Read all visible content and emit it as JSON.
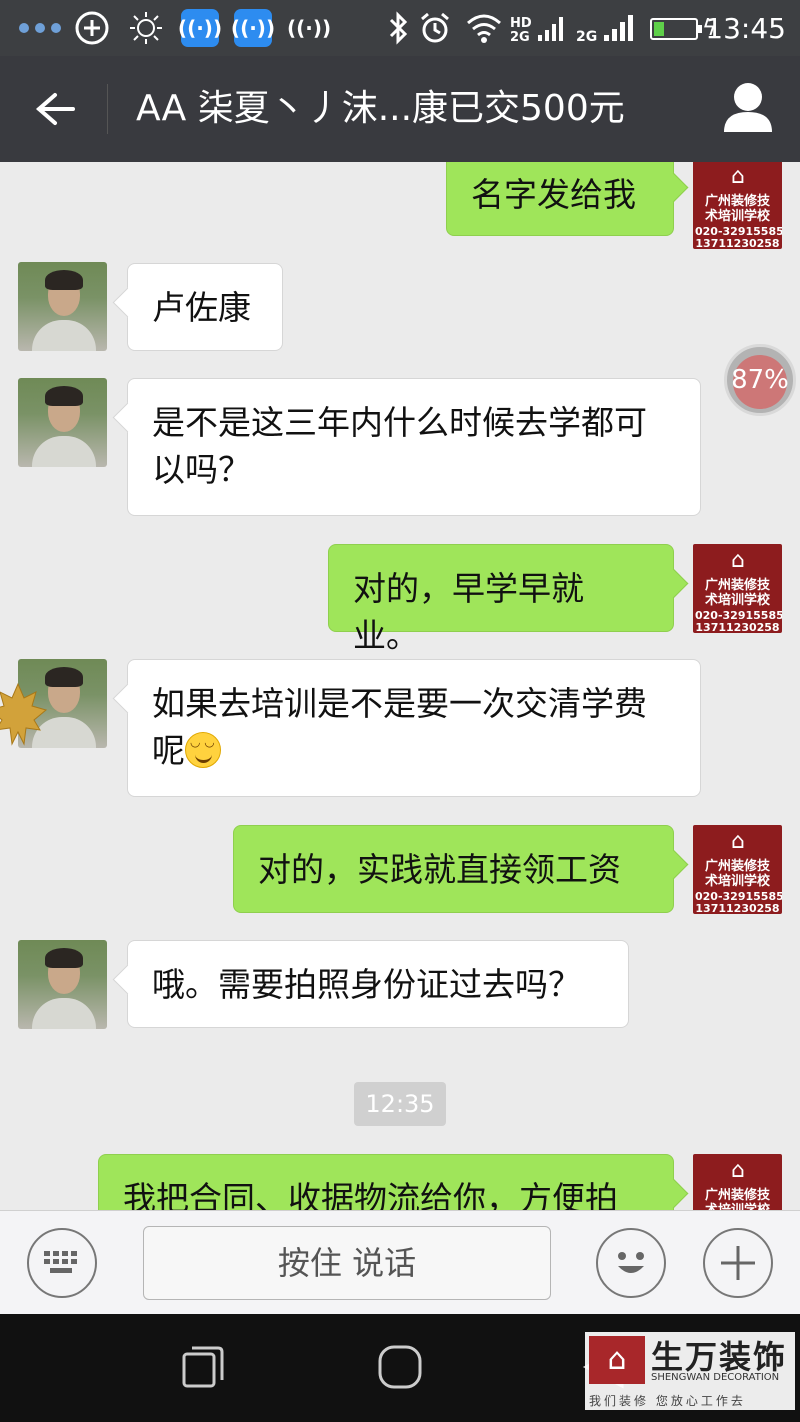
{
  "status_bar": {
    "time": "13:45",
    "network_label": "2G",
    "icons": [
      "more-dots-icon",
      "plus-shield-icon",
      "brightness-icon",
      "wifi-app-icon",
      "wifi-app-icon",
      "wifi-signal-app-icon",
      "bluetooth-icon",
      "alarm-icon",
      "wifi-icon",
      "hd-signal-icon",
      "signal-2g-icon",
      "battery-icon"
    ],
    "battery_level": 0.15
  },
  "header": {
    "title": "AA  柒夏丶丿沫...康已交500元",
    "back_icon": "back-arrow-icon",
    "profile_icon": "person-icon"
  },
  "my_avatar": {
    "line1": "广州装修技",
    "line2": "术培训学校",
    "line3": "020-32915585",
    "line4": "13711230258"
  },
  "messages": [
    {
      "side": "me",
      "text": "名字发给我"
    },
    {
      "side": "them",
      "text": "卢佐康"
    },
    {
      "side": "them",
      "text": "是不是这三年内什么时候去学都可以吗？"
    },
    {
      "side": "me",
      "text": "对的，早学早就业。"
    },
    {
      "side": "them",
      "text": "如果去培训是不是要一次交清学费呢",
      "emoji": "smile-emoji-icon"
    },
    {
      "side": "me",
      "text": "对的，实践就直接领工资"
    },
    {
      "side": "them",
      "text": "哦。需要拍照身份证过去吗？"
    },
    {
      "side": "me",
      "text": "我把合同、收据物流给你，方便拍"
    }
  ],
  "timestamp": "12:35",
  "floating_widget": {
    "label": "87%"
  },
  "input_bar": {
    "hold_to_talk": "按住 说话",
    "keyboard_icon": "keyboard-icon",
    "emoji_icon": "smiley-icon",
    "plus_icon": "plus-icon"
  },
  "nav_bar": {
    "icons": [
      "recent-apps-icon",
      "home-icon",
      "back-triangle-icon"
    ]
  },
  "watermark": {
    "brand_cn": "生万装饰",
    "brand_en": "SHENGWAN DECORATION",
    "slogan": "我们装修 您放心工作去"
  },
  "colors": {
    "title_bar": "#393a3f",
    "status_bar": "#3d3f42",
    "chat_bg": "#ebebeb",
    "my_bubble": "#9fe55a",
    "their_bubble": "#ffffff",
    "my_avatar_bg": "#8d1c1e"
  }
}
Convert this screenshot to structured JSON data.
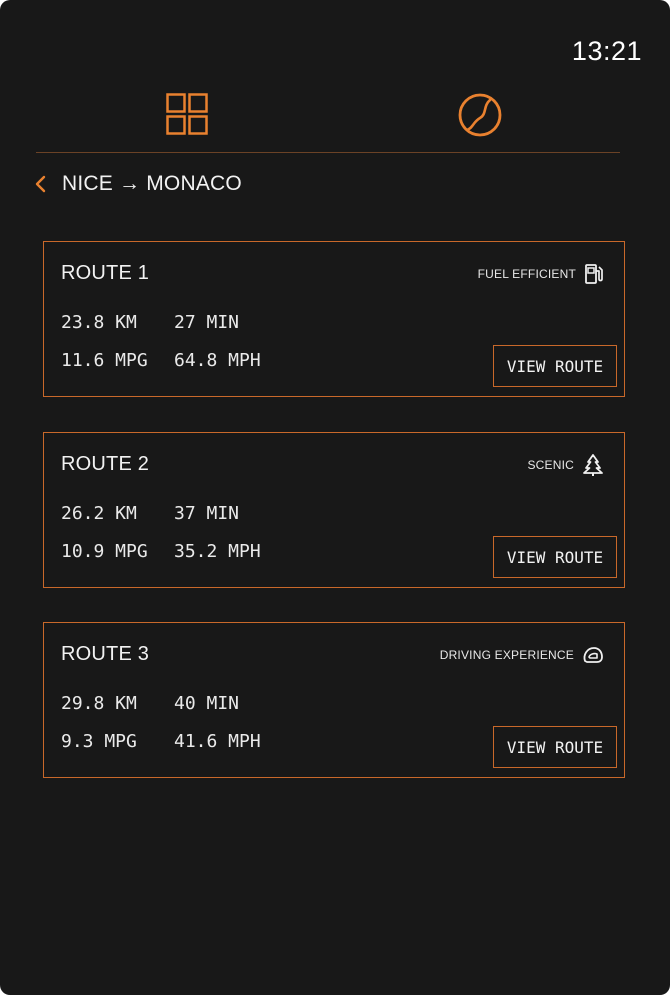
{
  "status": {
    "time": "13:21"
  },
  "nav": {
    "icons": [
      "grid-icon",
      "globe-icon"
    ],
    "accent_color": "#e9812f"
  },
  "breadcrumb": {
    "text": "NICE → MONACO"
  },
  "routes": [
    {
      "title": "ROUTE 1",
      "tag": "FUEL EFFICIENT",
      "tag_icon": "fuel-pump-icon",
      "distance": "23.8 KM",
      "duration": "27 MIN",
      "mpg": "11.6 MPG",
      "speed": "64.8 MPH",
      "button": "VIEW ROUTE"
    },
    {
      "title": "ROUTE 2",
      "tag": "SCENIC",
      "tag_icon": "tree-icon",
      "distance": "26.2 KM",
      "duration": "37 MIN",
      "mpg": "10.9 MPG",
      "speed": "35.2 MPH",
      "button": "VIEW ROUTE"
    },
    {
      "title": "ROUTE 3",
      "tag": "DRIVING EXPERIENCE",
      "tag_icon": "helmet-icon",
      "distance": "29.8 KM",
      "duration": "40 MIN",
      "mpg": "9.3 MPG",
      "speed": "41.6 MPH",
      "button": "VIEW ROUTE"
    }
  ]
}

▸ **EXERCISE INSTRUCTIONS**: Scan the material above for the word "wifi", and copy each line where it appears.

▸ **EXERCISE RESULT**:
      "wifi-app-icon",
      "wifi-app-icon",
      "wifi-signal-app-icon",
      "wifi-icon",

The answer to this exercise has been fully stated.